There are probably bugs in the GNU C library. There are certainly errors and omissions in this manual. If you report them, they will get fixed. If you don't, no one will ever know about them and they will remain unfixed for all eternity, if not longer.
It is a good idea to verify that the problem has not already been reported. Bugs are documented in two places: The file BUGS describes a number of well known bugs and the bug tracking system has a WWW interface at http://www-gnats.gnu.org:8080/cgi-bin/wwwgnats.pl. The WWW interface gives you access to open and closed reports. The closed reports normally include a patch or a hint on solving the problem.
To report a bug, first you must find it. Hopefully, this will be the hard part. Once you've found a bug, make sure it's really a bug. A good way to do this is to see if the GNU C library behaves the same way some other C library does. If so, probably you are wrong and the libraries are right (but not necessarily). If not, one of the libraries is probably wrong. It might not be the GNU library. Many historical Unix C libraries permit things that we don't, such as closing a file twice.
If you think you have found some way in which the GNU C library does not conform to the ISO and POSIX standards (see Standards and Portability), that is definitely a bug. Report it!
Once you're sure you've found a bug, try to narrow it down to the smallest test case that reproduces the problem. In the case of a C library, you really only need to narrow it down to one library function call, if possible. This should not be too difficult.
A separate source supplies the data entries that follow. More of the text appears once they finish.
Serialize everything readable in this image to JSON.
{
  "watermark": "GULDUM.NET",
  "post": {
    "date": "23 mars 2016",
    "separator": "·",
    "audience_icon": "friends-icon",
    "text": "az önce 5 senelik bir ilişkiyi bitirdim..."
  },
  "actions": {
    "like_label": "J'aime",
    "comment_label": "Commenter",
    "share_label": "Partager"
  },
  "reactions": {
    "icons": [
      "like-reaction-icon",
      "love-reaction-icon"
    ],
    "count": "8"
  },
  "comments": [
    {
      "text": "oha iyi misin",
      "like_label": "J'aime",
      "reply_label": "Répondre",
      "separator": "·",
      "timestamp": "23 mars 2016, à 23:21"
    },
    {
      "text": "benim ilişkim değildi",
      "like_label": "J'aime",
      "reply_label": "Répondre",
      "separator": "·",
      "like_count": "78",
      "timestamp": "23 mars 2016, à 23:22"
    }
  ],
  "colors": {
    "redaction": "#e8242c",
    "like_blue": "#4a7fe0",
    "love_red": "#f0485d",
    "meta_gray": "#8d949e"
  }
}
The final step when you have a simple test case is to report the bug.
Do this using the
glibcbug script. It is installed with libc, or
if you haven't installed it, will be in your build directory. Send your
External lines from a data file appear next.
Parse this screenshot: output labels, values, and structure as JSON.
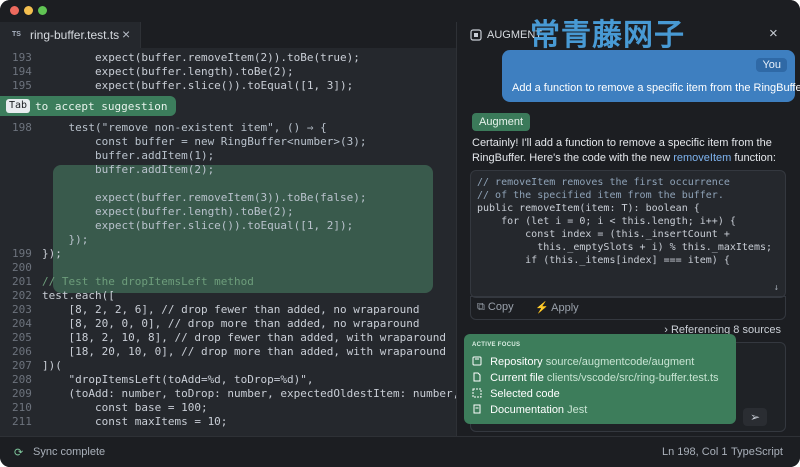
{
  "editor": {
    "tab": {
      "badge": "TS",
      "label": "ring-buffer.test.ts",
      "close": "×"
    },
    "hint": {
      "key": "Tab",
      "text": "to accept suggestion"
    },
    "lines": [
      {
        "num": "193",
        "code": "        expect(buffer.removeItem(2)).toBe(true);"
      },
      {
        "num": "194",
        "code": "        expect(buffer.length).toBe(2);"
      },
      {
        "num": "195",
        "code": "        expect(buffer.slice()).toEqual([1, 3]);"
      },
      {
        "num": "198",
        "code": "    test(\"remove non-existent item\", () ⇒ {"
      },
      {
        "num": "",
        "code": "        const buffer = new RingBuffer<number>(3);"
      },
      {
        "num": "",
        "code": "        buffer.addItem(1);"
      },
      {
        "num": "",
        "code": "        buffer.addItem(2);"
      },
      {
        "num": "",
        "code": ""
      },
      {
        "num": "",
        "code": "        expect(buffer.removeItem(3)).toBe(false);"
      },
      {
        "num": "",
        "code": "        expect(buffer.length).toBe(2);"
      },
      {
        "num": "",
        "code": "        expect(buffer.slice()).toEqual([1, 2]);"
      },
      {
        "num": "",
        "code": "    });"
      },
      {
        "num": "199",
        "code": "});"
      },
      {
        "num": "200",
        "code": ""
      },
      {
        "num": "201",
        "code": "// Test the dropItemsLeft method"
      },
      {
        "num": "202",
        "code": "test.each(["
      },
      {
        "num": "203",
        "code": "    [8, 2, 2, 6], // drop fewer than added, no wraparound"
      },
      {
        "num": "204",
        "code": "    [8, 20, 0, 0], // drop more than added, no wraparound"
      },
      {
        "num": "205",
        "code": "    [18, 2, 10, 8], // drop fewer than added, with wraparound"
      },
      {
        "num": "206",
        "code": "    [18, 20, 10, 0], // drop more than added, with wraparound"
      },
      {
        "num": "207",
        "code": "])("
      },
      {
        "num": "208",
        "code": "    \"dropItemsLeft(toAdd=%d, toDrop=%d)\","
      },
      {
        "num": "209",
        "code": "    (toAdd: number, toDrop: number, expectedOldestItem: number,"
      },
      {
        "num": "210",
        "code": "        const base = 100;"
      },
      {
        "num": "211",
        "code": "        const maxItems = 10;"
      }
    ]
  },
  "panel": {
    "title": "AUGMENT",
    "close": "×",
    "watermark": "常青藤网子",
    "you_badge": "You",
    "user_message": "Add a function to remove a specific item from the RingBuffer",
    "augment_badge": "Augment",
    "reply_prefix": "Certainly! I'll add a function to remove a specific item from the RingBuffer. Here's the code with the new ",
    "reply_fn": "removeItem",
    "reply_suffix": " function:",
    "code_lines": [
      "// removeItem removes the first occurrence",
      "// of the specified item from the buffer.",
      "public removeItem(item: T): boolean {",
      "    for (let i = 0; i < this.length; i++) {",
      "        const index = (this._insertCount +",
      "          this._emptySlots + i) % this._maxItems;",
      "        if (this._items[index] === item) {"
    ],
    "copy_label": "Copy",
    "apply_label": "Apply",
    "references": "Referencing 8 sources",
    "focus": {
      "title": "ACTIVE FOCUS",
      "repo_label": "Repository",
      "repo_value": "source/augmentcode/augment",
      "file_label": "Current file",
      "file_value": "clients/vscode/src/ring-buffer.test.ts",
      "selected_label": "Selected code",
      "docs_label": "Documentation",
      "docs_value": "Jest"
    }
  },
  "status": {
    "sync": "Sync complete",
    "position": "Ln 198, Col 1",
    "language": "TypeScript"
  },
  "colors": {
    "accent_green": "#3d7d5b",
    "user_blue": "#3e7fc0",
    "editor_bg": "#25282d"
  }
}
test case, the results you got, the results you expected, and what you
think the problem might be (if you've thought of anything).
glibcbug will insert the configuration information we need to
see, and ship the report off to [email protected]. Don't send
a message there directly; it is fed to a program that expects mail to be
formatted in a particular way. Use the script.
If you are not sure how a function should behave, and this manual doesn't tell you, that's a bug in the manual. Report that too! If the function's behavior disagrees with the manual, then either the library or the manual has a bug, so report the disagreement. If you find any errors or omissions in this manual, please report them to the Internet address [email protected]. If you refer to specific sections of the manual, please include the section names for easier identification.